The Most Dangerous Game: Rugby
The high rate of concussions associated with rugby and American football risks the players’ long-term health. More and more rugby players continue to suffer from head injuries, resulting in memory loss and often, epilepsy. Some of them have been compelled by such injuries, to retire early in their lives to avoid suffering more damage to their physical and mental health. This among other reasons identified in this paper make rugby a dangerous game indeed.
One interesting spectacle about rugby is the so-called “big hits” when players move fast and collide at high speed. According to fans, it is such hits that add excitement to the game and make it a spectacle. It is considered “a man’s game” where players are expected to carry on playing despite “small injuries” that they suffer during play. In the game, some player’s bones break, some sustain injuries and others are left with scars that last a lifetime.
Unlike soccer, tennis, baseball, basketball, cricket, volleyball, and other similar games, rugby is a tough and dangerous game. For a player to score a goal, he has to run across the field, throw the ball to a teammate, and in the process, evade extremely hard tackles from opponents. At times, it comes down to literally pulling an opponent’s jersey, hands, legs, and any body part and wrenching him away until one acquires the ball. The tactics used to win balls from opponents in rugby are worrisome. Physically weak players often end up with multiple injuries, and they risk serious harm. Just watching the game makes one get goose bumps as one anticipates sudden, violent “hits” between the heavy, fast-moving players.
One of the reasons why rugby continues to attract more players despite its dangerous nature is the bond that players form. Each player counts on the other to put their bodies on the line in defending a teammate. Despite such bonds, players continue being carried off the field on stretchers, some requiring long-term care due to broken bones and serious head injuries.
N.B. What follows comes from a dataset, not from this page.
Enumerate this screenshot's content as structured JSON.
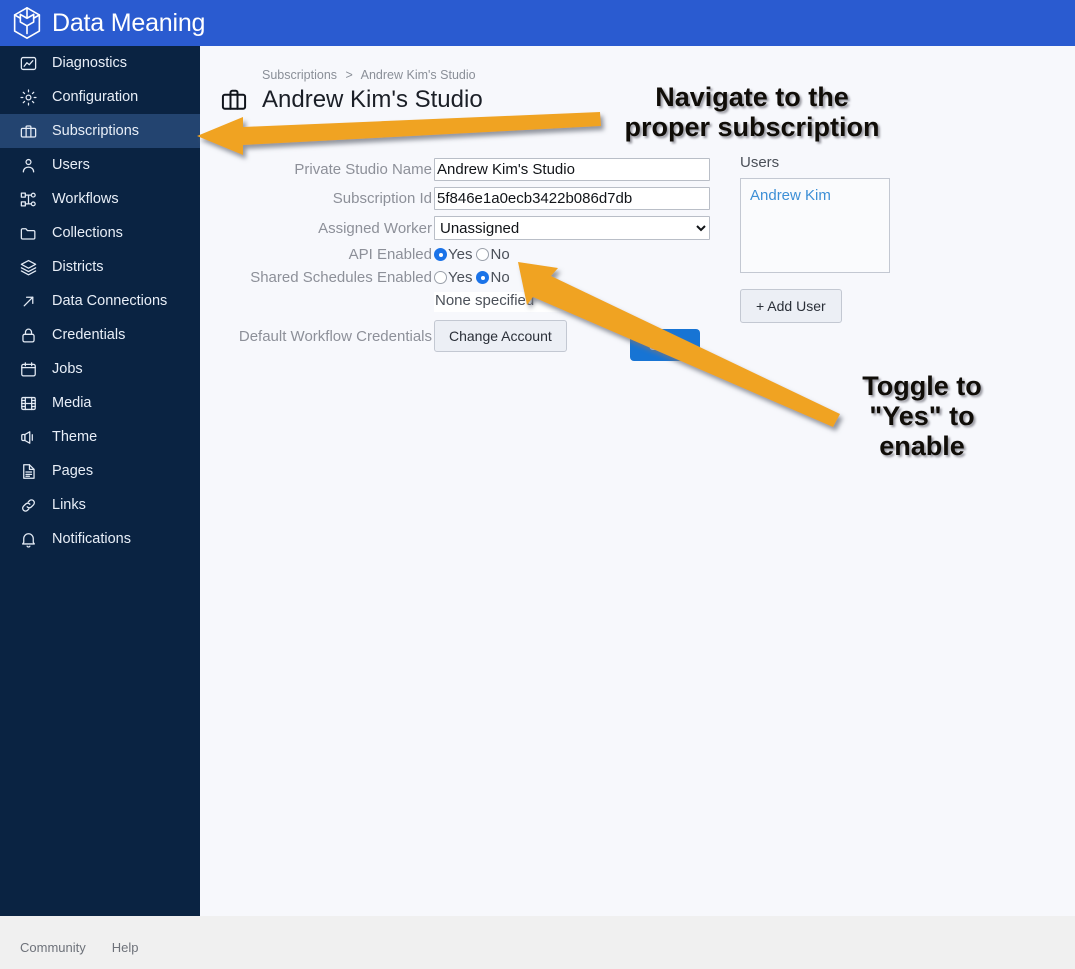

Different from American football where players wear protective head gear to minimize the risk of injury while playing, rugby players have no protective gear except for heavy jerseys. In the current world, it is common to see a rugby player fall down and remain motionless on the pitch for several minutes. It is worrying to see the trend continue, particularly as such players who have suffered head injuries are often allowed to play subsequent games after treatment. Given that the head, shoulder, and other body parts are often exposed during play, rugby stands out as a dangerous game.
In comparison to American football and other relatively tough games, rugby records more tackles per game. Tackles involve flying in with arms, leaving knees, the stomach and key body parts exposed. The tackles are made more potentially threatening due to the fact that rugby only involves heavy, well-built, and physically fit players. A direct impact between two players is more devastating in rugby than an impact between soccer, volleyball, or basketball players whose attempts to snatch the ball from an opponent involves less physical confrontation.
In conclusion, rugby stands out from other games as a dangerous game. It is thrilling and entertaining to players and fans alike, despite the high risk of player injury linked to the game. Potential health impacts ranging from loss of memory to epilepsy imply that the game is not just spectacular but highly dangerous for players.